Author Vanessa Grigoriadis brings up some interesting points about Gawker's form of snark reporting and the role it plays in the modern journalism industry:
"Consider the Gawker mind-fuck at a time of rapid deterioration of our industry: Young print journalists are depressed over the state of the industry and their inability to locate challenging work or a job with health insurance. Although the situation may not be as dire as they might imagine—a healthy magazine is constantly on the hunt for young writers, because it wants the fresh take on the world found only in the young, and because young writers tend to be cheap—they need a release, the daily dose of Schadenfreude offered by Gawker’s gallows humor, its ritualistic flogging of working journalists and relentless cataloguing of the industry’s fall (e.g., items like “New Republic Page Count Watch”). Though reading Gawker subtly reinforces their misery, they generate an emotional bond and soon begin to tip it with their own inside information..."
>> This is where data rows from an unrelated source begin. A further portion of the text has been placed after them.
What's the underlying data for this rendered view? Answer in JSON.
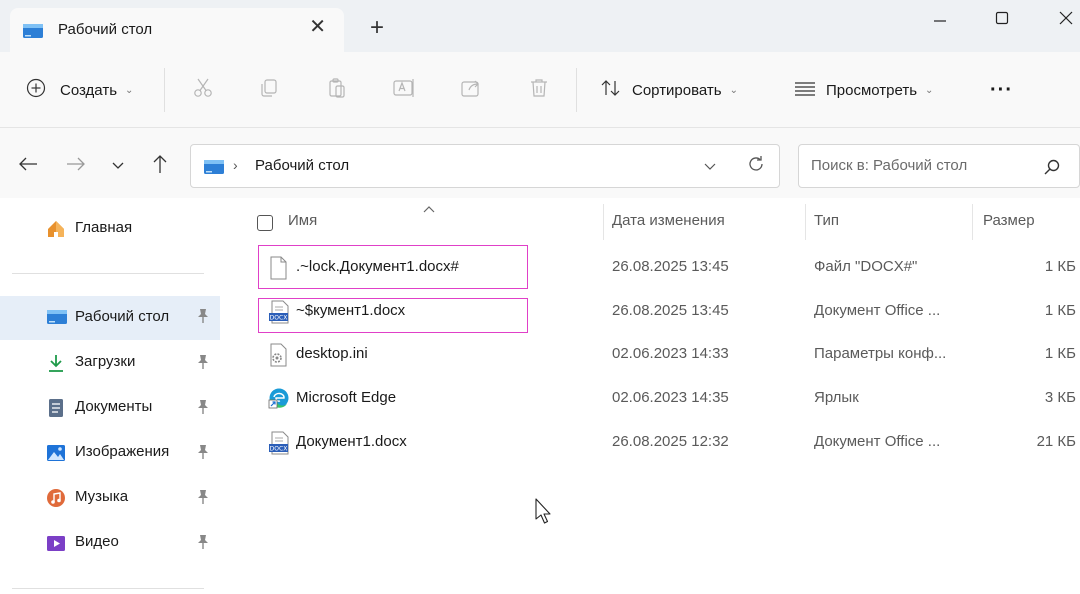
{
  "window": {
    "tab_title": "Рабочий стол",
    "tab_close": "✕",
    "tab_add": "+"
  },
  "toolbar": {
    "create_label": "Создать",
    "sort_label": "Сортировать",
    "view_label": "Просмотреть",
    "more_label": "···"
  },
  "address": {
    "path": "Рабочий стол",
    "separator": "›"
  },
  "search": {
    "placeholder": "Поиск в: Рабочий стол"
  },
  "sidebar": {
    "home": "Главная",
    "items": [
      {
        "label": "Рабочий стол",
        "icon": "desktop-folder-icon",
        "selected": true
      },
      {
        "label": "Загрузки",
        "icon": "downloads-icon"
      },
      {
        "label": "Документы",
        "icon": "documents-icon"
      },
      {
        "label": "Изображения",
        "icon": "pictures-icon"
      },
      {
        "label": "Музыка",
        "icon": "music-icon"
      },
      {
        "label": "Видео",
        "icon": "videos-icon"
      }
    ]
  },
  "columns": {
    "name": "Имя",
    "date": "Дата изменения",
    "type": "Тип",
    "size": "Размер"
  },
  "files": [
    {
      "name": ".~lock.Документ1.docx#",
      "date": "26.08.2025 13:45",
      "type": "Файл \"DOCX#\"",
      "size": "1 КБ",
      "icon": "blank-file-icon",
      "highlighted": true
    },
    {
      "name": "~$кумент1.docx",
      "date": "26.08.2025 13:45",
      "type": "Документ Office ...",
      "size": "1 КБ",
      "icon": "docx-file-icon",
      "highlighted": true
    },
    {
      "name": "desktop.ini",
      "date": "02.06.2023 14:33",
      "type": "Параметры конф...",
      "size": "1 КБ",
      "icon": "settings-file-icon"
    },
    {
      "name": "Microsoft Edge",
      "date": "02.06.2023 14:35",
      "type": "Ярлык",
      "size": "3 КБ",
      "icon": "edge-shortcut-icon"
    },
    {
      "name": "Документ1.docx",
      "date": "26.08.2025 12:32",
      "type": "Документ Office ...",
      "size": "21 КБ",
      "icon": "docx-file-icon"
    }
  ],
  "colors": {
    "accent": "#0067c0",
    "highlight_box": "#e040c8",
    "selected_bg": "#e6eef8"
  }
}
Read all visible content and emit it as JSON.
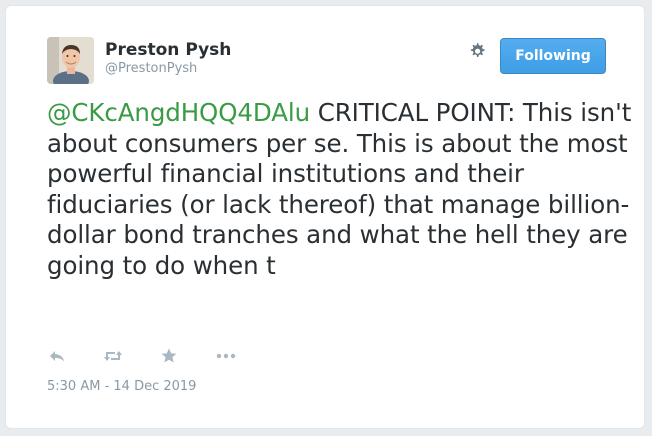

Anyway, the article is long, but fascinating (at least for nerdy people like me). It's well worth a read for anyone interested in current media.